Quarry – not his real name – is a killer for hire. His main customer is a bloke called The Broker – also not his real name – who provides Quarry with his hits. The relationship between Quarry and The Broker is strained at the start of the novel. That relationship fractures when a hit goes terribly wrong.

You’ve probably read a book like this before. But given that it was written in 1976 I’m sure the novel was fresh and original at the time it was published. Collins himself talks about wanting to write a different sort of crime novel where the protagonist was genuinely not nice a person.

And Collins succeeds, in the sense that Quarry isn’t your typical anti-hero. He’s quite the arsehole. He has the thinnest of moral codes and is quite happy to use and abuse people. We do see his softer side (briefly) as he has a short, physical relationship with an ex Playboy bunny. But for the most part in Quarry’s world men are for drinking with and women are for shagging. Everyone is for killing if the money is right.

There’s a whodunit aspect to the novel which turns into a revenge narrative. The dialogue is sharp and snappy just like the pacing. It’s a book you can knock off in a day. And I really liked that things change for Quarry at the end of the book. There’s a sense that wherever Quarry’s story is going, it won’t be a repeat of what we’ve just read.

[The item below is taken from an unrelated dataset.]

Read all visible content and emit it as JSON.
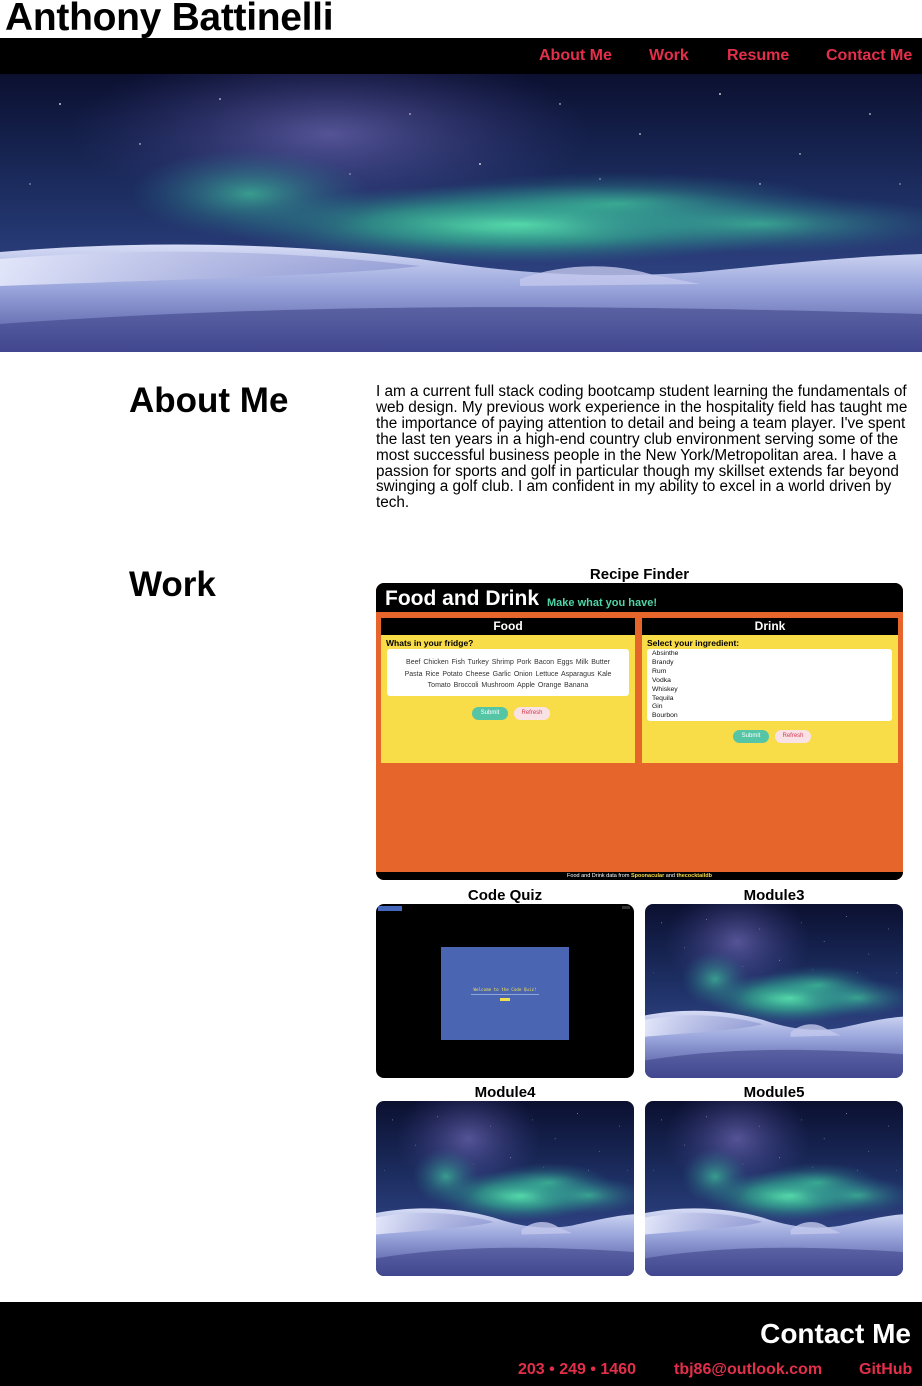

The series was a bit of a cult classic, resulting in 11 novels (a bunch of which have recently been re-published). I own at least the first five and I see no reason why I wouldn’t be reading the second.